▶ [Task item]: Restate word for word all of the lines below, with each image left out.

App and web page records
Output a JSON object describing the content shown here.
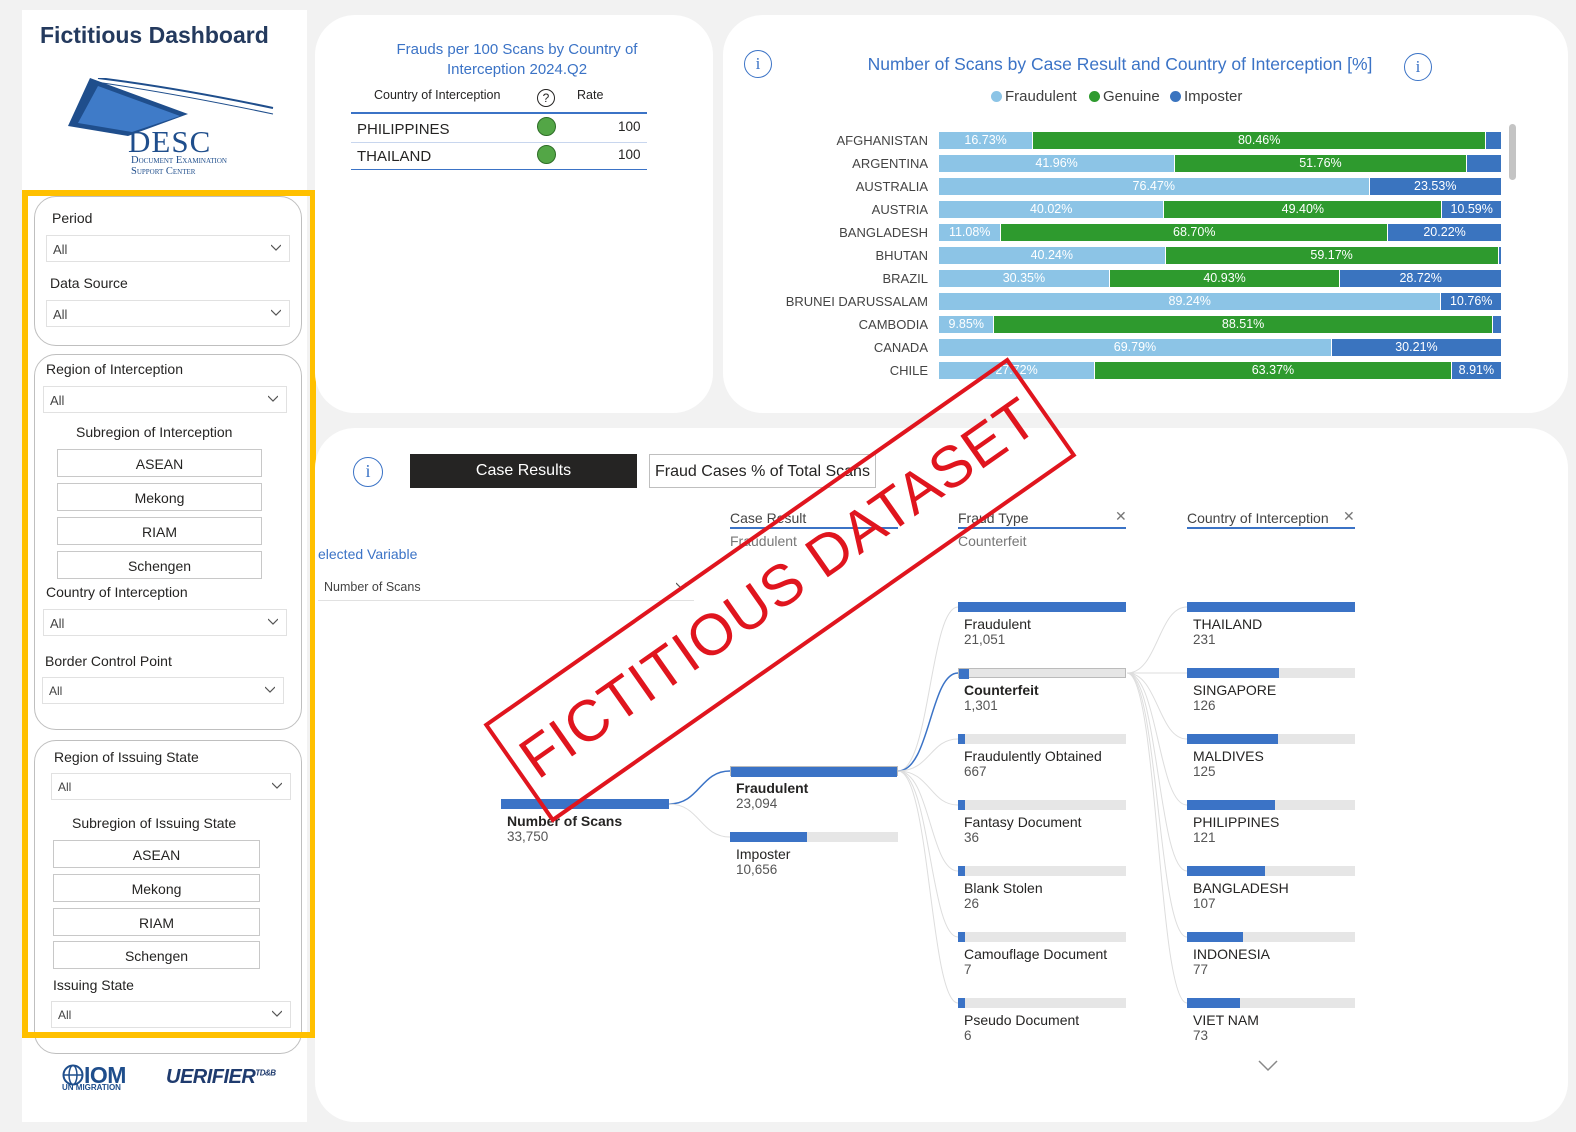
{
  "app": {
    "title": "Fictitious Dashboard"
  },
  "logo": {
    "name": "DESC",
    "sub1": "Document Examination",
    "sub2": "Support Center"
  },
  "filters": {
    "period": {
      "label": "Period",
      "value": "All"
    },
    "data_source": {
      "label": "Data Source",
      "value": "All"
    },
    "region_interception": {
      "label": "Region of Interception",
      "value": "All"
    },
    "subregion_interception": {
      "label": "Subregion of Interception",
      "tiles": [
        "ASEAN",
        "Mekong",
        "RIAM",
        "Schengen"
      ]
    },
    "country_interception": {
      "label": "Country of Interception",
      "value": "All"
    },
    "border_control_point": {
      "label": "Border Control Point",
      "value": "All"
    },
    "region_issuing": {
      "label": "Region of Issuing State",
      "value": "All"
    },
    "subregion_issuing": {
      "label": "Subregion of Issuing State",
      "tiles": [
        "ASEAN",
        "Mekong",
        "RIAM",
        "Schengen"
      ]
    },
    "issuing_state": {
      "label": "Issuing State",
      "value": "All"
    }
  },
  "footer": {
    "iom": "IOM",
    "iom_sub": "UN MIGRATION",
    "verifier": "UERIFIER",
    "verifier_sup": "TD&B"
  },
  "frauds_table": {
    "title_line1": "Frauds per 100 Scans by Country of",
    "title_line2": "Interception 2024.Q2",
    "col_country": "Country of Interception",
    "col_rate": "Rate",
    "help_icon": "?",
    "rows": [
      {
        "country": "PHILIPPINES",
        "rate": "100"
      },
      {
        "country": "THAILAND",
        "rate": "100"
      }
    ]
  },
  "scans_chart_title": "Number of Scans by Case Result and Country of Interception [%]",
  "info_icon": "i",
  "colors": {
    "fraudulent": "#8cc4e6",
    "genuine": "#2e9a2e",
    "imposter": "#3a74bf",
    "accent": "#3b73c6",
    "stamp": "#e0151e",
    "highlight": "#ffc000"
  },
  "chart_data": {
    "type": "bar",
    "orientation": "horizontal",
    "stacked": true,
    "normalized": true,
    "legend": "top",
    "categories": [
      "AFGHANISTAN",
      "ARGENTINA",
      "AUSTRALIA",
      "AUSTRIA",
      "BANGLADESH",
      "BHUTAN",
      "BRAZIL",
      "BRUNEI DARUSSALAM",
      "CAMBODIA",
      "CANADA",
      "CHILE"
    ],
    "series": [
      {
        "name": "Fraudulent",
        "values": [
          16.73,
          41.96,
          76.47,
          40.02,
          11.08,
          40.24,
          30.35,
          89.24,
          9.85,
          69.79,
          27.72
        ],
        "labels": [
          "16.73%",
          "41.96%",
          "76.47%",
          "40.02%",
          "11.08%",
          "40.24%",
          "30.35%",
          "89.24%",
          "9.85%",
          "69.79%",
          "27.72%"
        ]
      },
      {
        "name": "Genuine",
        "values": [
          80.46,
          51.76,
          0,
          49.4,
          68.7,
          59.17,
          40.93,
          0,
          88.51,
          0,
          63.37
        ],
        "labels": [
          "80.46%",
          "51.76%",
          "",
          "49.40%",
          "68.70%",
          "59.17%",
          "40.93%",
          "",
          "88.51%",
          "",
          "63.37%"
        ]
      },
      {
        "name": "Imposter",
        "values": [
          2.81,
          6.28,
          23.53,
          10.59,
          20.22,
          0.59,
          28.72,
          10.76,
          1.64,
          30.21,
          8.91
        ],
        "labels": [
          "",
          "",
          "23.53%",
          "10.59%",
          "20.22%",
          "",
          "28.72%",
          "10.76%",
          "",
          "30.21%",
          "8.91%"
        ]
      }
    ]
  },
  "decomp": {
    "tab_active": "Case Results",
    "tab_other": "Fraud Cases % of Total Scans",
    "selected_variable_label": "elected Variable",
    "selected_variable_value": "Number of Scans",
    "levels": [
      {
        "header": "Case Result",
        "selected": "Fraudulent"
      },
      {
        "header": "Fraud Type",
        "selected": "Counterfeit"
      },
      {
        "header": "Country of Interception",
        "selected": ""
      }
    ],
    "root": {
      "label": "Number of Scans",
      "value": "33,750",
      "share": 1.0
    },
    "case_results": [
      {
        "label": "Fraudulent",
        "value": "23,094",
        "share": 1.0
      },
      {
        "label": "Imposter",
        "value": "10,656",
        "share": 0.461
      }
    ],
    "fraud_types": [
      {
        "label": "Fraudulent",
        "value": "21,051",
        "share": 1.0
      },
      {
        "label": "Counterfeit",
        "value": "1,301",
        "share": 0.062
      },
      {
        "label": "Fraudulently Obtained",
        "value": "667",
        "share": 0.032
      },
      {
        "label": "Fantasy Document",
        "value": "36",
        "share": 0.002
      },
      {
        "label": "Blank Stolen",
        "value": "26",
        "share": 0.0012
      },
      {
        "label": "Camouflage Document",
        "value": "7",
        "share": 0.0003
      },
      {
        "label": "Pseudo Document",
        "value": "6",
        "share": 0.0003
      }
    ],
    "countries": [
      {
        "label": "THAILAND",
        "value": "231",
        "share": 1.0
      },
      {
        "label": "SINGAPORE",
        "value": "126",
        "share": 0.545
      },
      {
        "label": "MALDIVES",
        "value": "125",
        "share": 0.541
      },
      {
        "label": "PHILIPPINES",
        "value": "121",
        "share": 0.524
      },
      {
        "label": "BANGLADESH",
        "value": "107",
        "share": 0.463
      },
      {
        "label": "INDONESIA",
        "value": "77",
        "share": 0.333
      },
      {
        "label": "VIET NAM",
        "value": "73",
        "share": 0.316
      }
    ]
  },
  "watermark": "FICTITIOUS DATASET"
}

▶ [Response below]:
Output a JSON object describing the content shown here.
{
  "app": {
    "title": "Fictitious Dashboard"
  },
  "logo": {
    "name": "DESC",
    "sub1": "Document Examination",
    "sub2": "Support Center"
  },
  "filters": {
    "period": {
      "label": "Period",
      "value": "All"
    },
    "data_source": {
      "label": "Data Source",
      "value": "All"
    },
    "region_interception": {
      "label": "Region of Interception",
      "value": "All"
    },
    "subregion_interception": {
      "label": "Subregion of Interception",
      "tiles": [
        "ASEAN",
        "Mekong",
        "RIAM",
        "Schengen"
      ]
    },
    "country_interception": {
      "label": "Country of Interception",
      "value": "All"
    },
    "border_control_point": {
      "label": "Border Control Point",
      "value": "All"
    },
    "region_issuing": {
      "label": "Region of Issuing State",
      "value": "All"
    },
    "subregion_issuing": {
      "label": "Subregion of Issuing State",
      "tiles": [
        "ASEAN",
        "Mekong",
        "RIAM",
        "Schengen"
      ]
    },
    "issuing_state": {
      "label": "Issuing State",
      "value": "All"
    }
  },
  "footer": {
    "iom": "IOM",
    "iom_sub": "UN MIGRATION",
    "verifier": "UERIFIER",
    "verifier_sup": "TD&B"
  },
  "frauds_table": {
    "title_line1": "Frauds per 100 Scans by Country of",
    "title_line2": "Interception 2024.Q2",
    "col_country": "Country of Interception",
    "col_rate": "Rate",
    "help_icon": "?",
    "rows": [
      {
        "country": "PHILIPPINES",
        "rate": "100"
      },
      {
        "country": "THAILAND",
        "rate": "100"
      }
    ]
  },
  "scans_chart_title": "Number of Scans by Case Result and Country of Interception [%]",
  "info_icon": "i",
  "colors": {
    "fraudulent": "#8cc4e6",
    "genuine": "#2e9a2e",
    "imposter": "#3a74bf",
    "accent": "#3b73c6",
    "stamp": "#e0151e",
    "highlight": "#ffc000"
  },
  "chart_data": {
    "type": "bar",
    "orientation": "horizontal",
    "stacked": true,
    "normalized": true,
    "legend": "top",
    "categories": [
      "AFGHANISTAN",
      "ARGENTINA",
      "AUSTRALIA",
      "AUSTRIA",
      "BANGLADESH",
      "BHUTAN",
      "BRAZIL",
      "BRUNEI DARUSSALAM",
      "CAMBODIA",
      "CANADA",
      "CHILE"
    ],
    "series": [
      {
        "name": "Fraudulent",
        "values": [
          16.73,
          41.96,
          76.47,
          40.02,
          11.08,
          40.24,
          30.35,
          89.24,
          9.85,
          69.79,
          27.72
        ],
        "labels": [
          "16.73%",
          "41.96%",
          "76.47%",
          "40.02%",
          "11.08%",
          "40.24%",
          "30.35%",
          "89.24%",
          "9.85%",
          "69.79%",
          "27.72%"
        ]
      },
      {
        "name": "Genuine",
        "values": [
          80.46,
          51.76,
          0,
          49.4,
          68.7,
          59.17,
          40.93,
          0,
          88.51,
          0,
          63.37
        ],
        "labels": [
          "80.46%",
          "51.76%",
          "",
          "49.40%",
          "68.70%",
          "59.17%",
          "40.93%",
          "",
          "88.51%",
          "",
          "63.37%"
        ]
      },
      {
        "name": "Imposter",
        "values": [
          2.81,
          6.28,
          23.53,
          10.59,
          20.22,
          0.59,
          28.72,
          10.76,
          1.64,
          30.21,
          8.91
        ],
        "labels": [
          "",
          "",
          "23.53%",
          "10.59%",
          "20.22%",
          "",
          "28.72%",
          "10.76%",
          "",
          "30.21%",
          "8.91%"
        ]
      }
    ]
  },
  "decomp": {
    "tab_active": "Case Results",
    "tab_other": "Fraud Cases % of Total Scans",
    "selected_variable_label": "elected Variable",
    "selected_variable_value": "Number of Scans",
    "levels": [
      {
        "header": "Case Result",
        "selected": "Fraudulent"
      },
      {
        "header": "Fraud Type",
        "selected": "Counterfeit"
      },
      {
        "header": "Country of Interception",
        "selected": ""
      }
    ],
    "root": {
      "label": "Number of Scans",
      "value": "33,750",
      "share": 1.0
    },
    "case_results": [
      {
        "label": "Fraudulent",
        "value": "23,094",
        "share": 1.0
      },
      {
        "label": "Imposter",
        "value": "10,656",
        "share": 0.461
      }
    ],
    "fraud_types": [
      {
        "label": "Fraudulent",
        "value": "21,051",
        "share": 1.0
      },
      {
        "label": "Counterfeit",
        "value": "1,301",
        "share": 0.062
      },
      {
        "label": "Fraudulently Obtained",
        "value": "667",
        "share": 0.032
      },
      {
        "label": "Fantasy Document",
        "value": "36",
        "share": 0.002
      },
      {
        "label": "Blank Stolen",
        "value": "26",
        "share": 0.0012
      },
      {
        "label": "Camouflage Document",
        "value": "7",
        "share": 0.0003
      },
      {
        "label": "Pseudo Document",
        "value": "6",
        "share": 0.0003
      }
    ],
    "countries": [
      {
        "label": "THAILAND",
        "value": "231",
        "share": 1.0
      },
      {
        "label": "SINGAPORE",
        "value": "126",
        "share": 0.545
      },
      {
        "label": "MALDIVES",
        "value": "125",
        "share": 0.541
      },
      {
        "label": "PHILIPPINES",
        "value": "121",
        "share": 0.524
      },
      {
        "label": "BANGLADESH",
        "value": "107",
        "share": 0.463
      },
      {
        "label": "INDONESIA",
        "value": "77",
        "share": 0.333
      },
      {
        "label": "VIET NAM",
        "value": "73",
        "share": 0.316
      }
    ]
  },
  "watermark": "FICTITIOUS DATASET"
}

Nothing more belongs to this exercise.